To do
Repeat the data exactly, every last line of it.

Available data Block Start

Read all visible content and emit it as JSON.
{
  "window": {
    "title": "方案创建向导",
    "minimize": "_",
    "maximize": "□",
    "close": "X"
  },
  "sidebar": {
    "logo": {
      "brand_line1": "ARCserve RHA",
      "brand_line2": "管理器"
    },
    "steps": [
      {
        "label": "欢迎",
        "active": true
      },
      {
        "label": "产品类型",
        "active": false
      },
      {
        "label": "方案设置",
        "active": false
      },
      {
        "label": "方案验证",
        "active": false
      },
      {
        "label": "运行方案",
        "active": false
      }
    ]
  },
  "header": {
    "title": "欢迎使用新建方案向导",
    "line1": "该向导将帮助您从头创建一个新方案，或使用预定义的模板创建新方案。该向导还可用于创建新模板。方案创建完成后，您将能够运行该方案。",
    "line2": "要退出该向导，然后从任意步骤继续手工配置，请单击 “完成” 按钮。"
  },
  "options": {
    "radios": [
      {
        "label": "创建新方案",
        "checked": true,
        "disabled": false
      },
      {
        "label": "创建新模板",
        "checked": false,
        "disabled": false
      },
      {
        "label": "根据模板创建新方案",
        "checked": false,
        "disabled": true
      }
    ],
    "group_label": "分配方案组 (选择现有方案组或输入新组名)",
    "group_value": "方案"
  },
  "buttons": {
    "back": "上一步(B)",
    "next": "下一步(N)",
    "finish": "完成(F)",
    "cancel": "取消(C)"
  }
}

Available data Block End

Solution for this task
Read all visible content and emit it as JSON.
{
  "window": {
    "title": "方案创建向导",
    "minimize": "_",
    "maximize": "□",
    "close": "X"
  },
  "sidebar": {
    "logo": {
      "brand_line1": "ARCserve RHA",
      "brand_line2": "管理器"
    },
    "steps": [
      {
        "label": "欢迎",
        "active": true
      },
      {
        "label": "产品类型",
        "active": false
      },
      {
        "label": "方案设置",
        "active": false
      },
      {
        "label": "方案验证",
        "active": false
      },
      {
        "label": "运行方案",
        "active": false
      }
    ]
  },
  "header": {
    "title": "欢迎使用新建方案向导",
    "line1": "该向导将帮助您从头创建一个新方案，或使用预定义的模板创建新方案。该向导还可用于创建新模板。方案创建完成后，您将能够运行该方案。",
    "line2": "要退出该向导，然后从任意步骤继续手工配置，请单击 “完成” 按钮。"
  },
  "options": {
    "radios": [
      {
        "label": "创建新方案",
        "checked": true,
        "disabled": false
      },
      {
        "label": "创建新模板",
        "checked": false,
        "disabled": false
      },
      {
        "label": "根据模板创建新方案",
        "checked": false,
        "disabled": true
      }
    ],
    "group_label": "分配方案组 (选择现有方案组或输入新组名)",
    "group_value": "方案"
  },
  "buttons": {
    "back": "上一步(B)",
    "next": "下一步(N)",
    "finish": "完成(F)",
    "cancel": "取消(C)"
  }
}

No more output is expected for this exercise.